Your answer should consist only of the records, copied exactly, with the images removed.

____________

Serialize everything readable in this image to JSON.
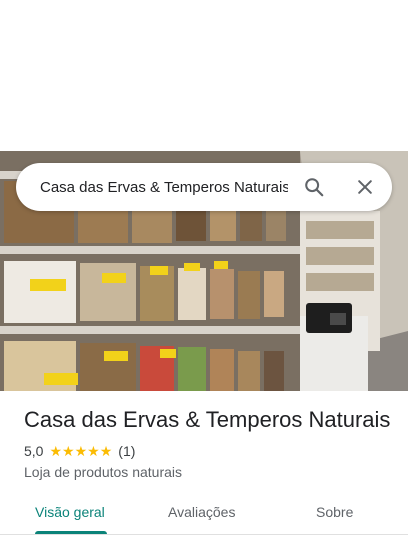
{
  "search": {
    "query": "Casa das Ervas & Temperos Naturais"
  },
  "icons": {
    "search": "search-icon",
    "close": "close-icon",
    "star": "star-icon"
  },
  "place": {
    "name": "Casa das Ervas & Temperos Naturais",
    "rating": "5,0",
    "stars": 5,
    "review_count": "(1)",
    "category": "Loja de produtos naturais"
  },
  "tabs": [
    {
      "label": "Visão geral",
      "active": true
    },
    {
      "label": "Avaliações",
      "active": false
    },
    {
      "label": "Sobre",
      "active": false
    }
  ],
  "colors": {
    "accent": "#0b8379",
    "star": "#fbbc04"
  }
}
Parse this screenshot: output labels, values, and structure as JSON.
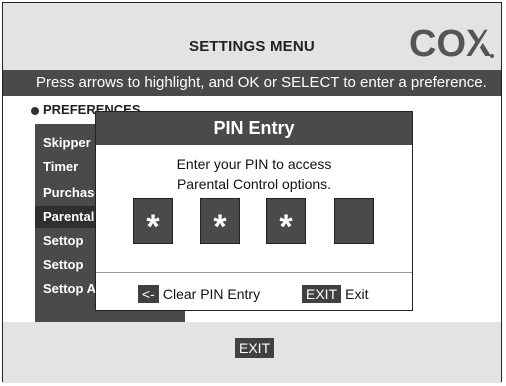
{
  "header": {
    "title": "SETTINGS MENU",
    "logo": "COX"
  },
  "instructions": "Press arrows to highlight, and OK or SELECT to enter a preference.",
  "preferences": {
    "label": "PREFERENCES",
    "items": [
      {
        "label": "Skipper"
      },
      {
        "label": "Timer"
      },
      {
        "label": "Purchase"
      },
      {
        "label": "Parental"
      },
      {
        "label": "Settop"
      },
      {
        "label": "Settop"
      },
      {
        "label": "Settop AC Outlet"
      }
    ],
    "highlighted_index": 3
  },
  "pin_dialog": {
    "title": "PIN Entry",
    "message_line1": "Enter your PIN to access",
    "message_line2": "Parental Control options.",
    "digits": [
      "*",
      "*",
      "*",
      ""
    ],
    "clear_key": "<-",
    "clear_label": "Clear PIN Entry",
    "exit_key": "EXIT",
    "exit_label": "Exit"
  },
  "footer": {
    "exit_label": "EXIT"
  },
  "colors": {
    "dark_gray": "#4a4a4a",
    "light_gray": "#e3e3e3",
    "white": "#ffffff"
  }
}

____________

SOLUTION TO THIS EXERCISE ▸
Serialize everything readable in this image to JSON.
{
  "search": {
    "query": "Casa das Ervas & Temperos Naturais"
  },
  "icons": {
    "search": "search-icon",
    "close": "close-icon",
    "star": "star-icon"
  },
  "place": {
    "name": "Casa das Ervas & Temperos Naturais",
    "rating": "5,0",
    "stars": 5,
    "review_count": "(1)",
    "category": "Loja de produtos naturais"
  },
  "tabs": [
    {
      "label": "Visão geral",
      "active": true
    },
    {
      "label": "Avaliações",
      "active": false
    },
    {
      "label": "Sobre",
      "active": false
    }
  ],
  "colors": {
    "accent": "#0b8379",
    "star": "#fbbc04"
  }
}
Parse this screenshot: output labels, values, and structure as JSON.
{
  "header": {
    "title": "SETTINGS MENU",
    "logo": "COX"
  },
  "instructions": "Press arrows to highlight, and OK or SELECT to enter a preference.",
  "preferences": {
    "label": "PREFERENCES",
    "items": [
      {
        "label": "Skipper"
      },
      {
        "label": "Timer"
      },
      {
        "label": "Purchase"
      },
      {
        "label": "Parental"
      },
      {
        "label": "Settop"
      },
      {
        "label": "Settop"
      },
      {
        "label": "Settop AC Outlet"
      }
    ],
    "highlighted_index": 3
  },
  "pin_dialog": {
    "title": "PIN Entry",
    "message_line1": "Enter your PIN to access",
    "message_line2": "Parental Control options.",
    "digits": [
      "*",
      "*",
      "*",
      ""
    ],
    "clear_key": "<-",
    "clear_label": "Clear PIN Entry",
    "exit_key": "EXIT",
    "exit_label": "Exit"
  },
  "footer": {
    "exit_label": "EXIT"
  },
  "colors": {
    "dark_gray": "#4a4a4a",
    "light_gray": "#e3e3e3",
    "white": "#ffffff"
  }
}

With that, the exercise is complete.